This is reproduced on page 104 of Architectural Studies in France. It is some way between the finished and unfinished categories, because it portrays elements of context in the foreground, although still showing pencil lines etc. For anyone who has visited Poitiers this perfectly captures the remarkable beauty of that church.
For more architectural sketches click here
Architectural Sketches Finished For Exhibition
There is no clear dividing line between architectural sketches, and those that were finished for exhibition during his speeches. It is a matter of judging those that demonstrate attention to colour, detail, and presentational aspects. Shown in quantity, a hundred at a time, they created an extraordinary impression according to many reports from the time.
8. Cathedral Padua, Rev J L Petit
1854, 24x34cm, watercolour on paper, the I Cooke collection
Petit’s tour of Italy in 1854 provided the material for his speech to RIBA on Italian Church Architecture in 1855. This is an example of the best of his sketches of that trip presumably destined to be hung at that meeting.
For more finished sketches click here
Later Finished Work
The sketches were all organized, labeled and numbered by Petit’s sister Emma. Apart from this collection at various times Petit produced works which are clearly more artistic. These show the range of his talent, right up to his death in 1868. Most impressive are the awe-inspiring landscapes and atmospheric town views which demonstrate the power in his art (9-9.2), though he was also capable of quieter landscapes and vignettes (9.3-4) and a wide variety.
9 Val D’Ossau, Pyrenees, France, Rev J L Petit
c1853, 25x35cm, watercolour on paper, private collection
1853 is the first proven visit to the Pyrennees, around Pau, an area he was to return to several times over the next 10 years.
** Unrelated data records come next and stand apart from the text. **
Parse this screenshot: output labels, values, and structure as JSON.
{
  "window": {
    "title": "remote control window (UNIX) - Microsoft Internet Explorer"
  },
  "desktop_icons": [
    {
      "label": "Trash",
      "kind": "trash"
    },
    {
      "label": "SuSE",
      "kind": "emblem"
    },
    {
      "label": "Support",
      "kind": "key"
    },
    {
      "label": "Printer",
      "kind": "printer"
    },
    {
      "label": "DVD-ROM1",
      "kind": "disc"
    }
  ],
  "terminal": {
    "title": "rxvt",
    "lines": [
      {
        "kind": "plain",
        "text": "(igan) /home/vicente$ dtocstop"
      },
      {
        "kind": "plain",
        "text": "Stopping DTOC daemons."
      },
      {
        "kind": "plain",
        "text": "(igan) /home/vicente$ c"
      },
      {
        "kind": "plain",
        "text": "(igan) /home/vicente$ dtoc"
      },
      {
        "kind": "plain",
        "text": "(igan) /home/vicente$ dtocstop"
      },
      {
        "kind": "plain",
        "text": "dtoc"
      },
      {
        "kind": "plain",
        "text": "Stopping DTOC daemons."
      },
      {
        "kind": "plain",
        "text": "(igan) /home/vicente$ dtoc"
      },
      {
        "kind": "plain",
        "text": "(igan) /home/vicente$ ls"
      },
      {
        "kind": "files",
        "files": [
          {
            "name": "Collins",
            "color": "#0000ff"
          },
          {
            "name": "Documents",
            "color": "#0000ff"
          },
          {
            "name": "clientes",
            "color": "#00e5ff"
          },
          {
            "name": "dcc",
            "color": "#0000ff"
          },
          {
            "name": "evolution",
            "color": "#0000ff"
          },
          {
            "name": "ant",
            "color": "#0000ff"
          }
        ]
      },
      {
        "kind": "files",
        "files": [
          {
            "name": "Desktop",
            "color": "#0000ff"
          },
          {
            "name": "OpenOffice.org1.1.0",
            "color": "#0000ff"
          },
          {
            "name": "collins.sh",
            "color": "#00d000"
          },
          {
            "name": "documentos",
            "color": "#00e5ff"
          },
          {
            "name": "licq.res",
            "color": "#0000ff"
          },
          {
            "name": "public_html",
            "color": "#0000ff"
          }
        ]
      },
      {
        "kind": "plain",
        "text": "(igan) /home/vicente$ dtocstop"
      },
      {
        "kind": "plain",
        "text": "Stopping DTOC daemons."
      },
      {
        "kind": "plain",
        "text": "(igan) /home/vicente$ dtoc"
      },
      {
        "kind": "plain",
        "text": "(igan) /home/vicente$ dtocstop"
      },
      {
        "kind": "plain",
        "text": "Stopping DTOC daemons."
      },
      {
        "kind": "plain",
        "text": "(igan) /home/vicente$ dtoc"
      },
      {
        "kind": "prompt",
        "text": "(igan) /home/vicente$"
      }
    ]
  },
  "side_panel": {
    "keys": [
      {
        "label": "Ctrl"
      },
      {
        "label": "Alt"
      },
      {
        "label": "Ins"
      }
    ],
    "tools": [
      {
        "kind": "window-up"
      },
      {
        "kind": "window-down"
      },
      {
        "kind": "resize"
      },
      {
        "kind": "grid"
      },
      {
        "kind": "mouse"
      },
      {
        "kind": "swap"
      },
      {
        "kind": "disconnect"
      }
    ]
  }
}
On each occasion one can find dramatic mountain views – ‘God’s works’ as Petit would call such natural beauty, in contrast to which man’s architecture cannot be compared
For other landscape finished later work click here
Circle Of Petit
For circle pictures, click here